It’s been more than 70 years since General Dwight D. Eisenhower launched Operation Overlord, and it seems that we have all the information about D-Day available on the internet, just like we have the latest news from any part of the world. But how did the American people learn of the invasion in an era without internet?

When people of New York woke up on the morning of June 6, 1944, they could hear some short official statements on the radio and read some of the headlines in the newspapers, but there weren’t any details of where their sons, fathers, and brothers had landed.

New York, New York. June 6th, 1944. Times Square and vicinity on D-day. Photo by Howard Hollem, Edward Meyer or MacLaugharie Photo Credit LOC

New York, New York. June 6th, 1944. Times Square and vicinity on D-day. Photo by Howard Hollem, Edward Meyer or MacLaugharie Photo Credit LOC

 

New York, New York. June 6th, 1944. Times Square and vicinity on D-day. Photo by Howard Hollem, Edward Meyer or MacLaugharie  Photo Credit LOC

New York, New York. June 6th, 1944. Times Square and vicinity on D-day. Photo by Howard Hollem, Edward Meyer or MacLaugharie  Photo Credit LOC

There weren’t any live radio reports from the shores of Normandy and the only way the Americans in New York could get news about D-Day was going to Times Square, where the electronic news sign on the Times building provided the latest news about the invasion.

New York, New York. June 6th,1944. Times Square and vicinity on D-day. Photo by Howard Hollem, Edward Meyer or MacLaugharie Photo Credit LOC

New York, New York. June 6th,1944. Times Square and vicinity on D-day. Photo by Howard Hollem, Edward Meyer or MacLaugharie Photo Credit LOC

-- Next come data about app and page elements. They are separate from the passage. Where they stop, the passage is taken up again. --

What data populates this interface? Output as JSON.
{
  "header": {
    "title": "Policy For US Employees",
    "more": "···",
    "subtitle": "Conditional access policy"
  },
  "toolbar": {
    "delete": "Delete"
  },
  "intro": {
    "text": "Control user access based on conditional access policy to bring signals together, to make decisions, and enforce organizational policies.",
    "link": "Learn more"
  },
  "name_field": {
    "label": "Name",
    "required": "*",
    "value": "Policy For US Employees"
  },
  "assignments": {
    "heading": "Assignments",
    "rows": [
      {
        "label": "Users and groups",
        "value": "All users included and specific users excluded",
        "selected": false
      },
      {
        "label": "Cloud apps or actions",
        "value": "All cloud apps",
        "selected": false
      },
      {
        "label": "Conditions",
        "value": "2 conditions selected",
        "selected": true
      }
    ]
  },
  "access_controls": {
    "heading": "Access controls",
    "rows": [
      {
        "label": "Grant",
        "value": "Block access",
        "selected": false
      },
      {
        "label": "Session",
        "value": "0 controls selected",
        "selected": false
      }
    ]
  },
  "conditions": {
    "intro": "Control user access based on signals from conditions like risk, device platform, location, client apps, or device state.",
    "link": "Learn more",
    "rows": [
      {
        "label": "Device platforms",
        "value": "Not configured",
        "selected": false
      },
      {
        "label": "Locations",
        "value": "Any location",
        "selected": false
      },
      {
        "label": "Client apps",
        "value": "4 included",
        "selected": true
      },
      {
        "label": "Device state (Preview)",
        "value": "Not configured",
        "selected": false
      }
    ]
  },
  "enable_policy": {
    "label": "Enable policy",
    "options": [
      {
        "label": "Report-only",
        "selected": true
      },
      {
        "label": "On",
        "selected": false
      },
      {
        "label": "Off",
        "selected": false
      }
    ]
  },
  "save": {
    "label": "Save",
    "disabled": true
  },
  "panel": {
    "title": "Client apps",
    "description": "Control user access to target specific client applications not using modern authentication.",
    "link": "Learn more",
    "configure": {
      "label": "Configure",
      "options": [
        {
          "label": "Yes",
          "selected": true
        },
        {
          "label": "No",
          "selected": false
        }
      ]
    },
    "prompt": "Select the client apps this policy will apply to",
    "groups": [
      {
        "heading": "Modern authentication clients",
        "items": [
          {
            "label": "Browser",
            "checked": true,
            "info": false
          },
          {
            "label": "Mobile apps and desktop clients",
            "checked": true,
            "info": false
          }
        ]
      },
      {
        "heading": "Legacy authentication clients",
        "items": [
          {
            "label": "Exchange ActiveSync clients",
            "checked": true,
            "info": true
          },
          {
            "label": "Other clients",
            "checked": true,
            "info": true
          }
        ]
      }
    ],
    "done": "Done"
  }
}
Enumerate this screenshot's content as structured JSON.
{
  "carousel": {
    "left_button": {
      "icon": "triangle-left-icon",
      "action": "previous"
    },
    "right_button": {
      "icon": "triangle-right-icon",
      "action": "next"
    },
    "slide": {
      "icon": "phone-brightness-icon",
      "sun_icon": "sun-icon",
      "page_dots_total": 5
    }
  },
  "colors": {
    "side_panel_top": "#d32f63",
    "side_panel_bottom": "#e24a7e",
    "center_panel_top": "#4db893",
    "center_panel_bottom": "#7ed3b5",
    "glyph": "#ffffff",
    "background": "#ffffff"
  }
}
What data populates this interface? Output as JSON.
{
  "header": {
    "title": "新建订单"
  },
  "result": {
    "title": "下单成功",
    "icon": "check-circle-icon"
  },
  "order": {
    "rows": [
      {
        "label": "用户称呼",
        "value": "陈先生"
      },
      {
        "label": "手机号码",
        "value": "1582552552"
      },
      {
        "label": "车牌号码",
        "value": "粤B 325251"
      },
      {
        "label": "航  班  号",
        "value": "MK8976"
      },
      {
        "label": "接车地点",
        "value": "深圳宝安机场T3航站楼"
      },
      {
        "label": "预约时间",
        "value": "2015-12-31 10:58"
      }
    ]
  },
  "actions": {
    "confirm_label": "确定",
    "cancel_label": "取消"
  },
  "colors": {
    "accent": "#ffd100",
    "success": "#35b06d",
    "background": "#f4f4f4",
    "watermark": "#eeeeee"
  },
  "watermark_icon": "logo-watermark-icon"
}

These are some of the photographs taken on D-Day in New York, and they show people gathered in front of the Times Square building, reading the news about the invasion and patiently waiting for the latest details to be written.

New York, New York. June 6th, 1944. Times Square and vicinity on D-day. Photo by Howard Hollem, Edward Meyer or MacLaugharie Photo Credit LOC

New York, New York. June 6th, 1944. Times Square and vicinity on D-day. Photo by Howard Hollem, Edward Meyer or MacLaugharie Photo Credit LOC

 

New York, New York. June 6th, 1944. Times Square and vicinity on D-day. Photo by Howard Hollem, Edward Meyer or MacLaugharie Photo Credit LOC

New York, New York. June 6th, 1944. Times Square and vicinity on D-day. Photo by Howard Hollem, Edward Meyer or MacLaugharie Photo Credit LOC

The day when the Allied troops landed on the shores of Normandy is undoubtedly the crucial turning point in World War II. The operation was successful, and over 170,000 soldiers successfully stormed the beaches of Normandy that day.

Read another story from us: The origin of the names of popular New York City’s boroughs, neighborhoods and districts

In less than three months, the Allies liberated all of northern France and on May 8, 1945, 11 months after D-Day, Germany’s Field Marshall Wilhelm Keitel signed the final surrender terms in Berlin.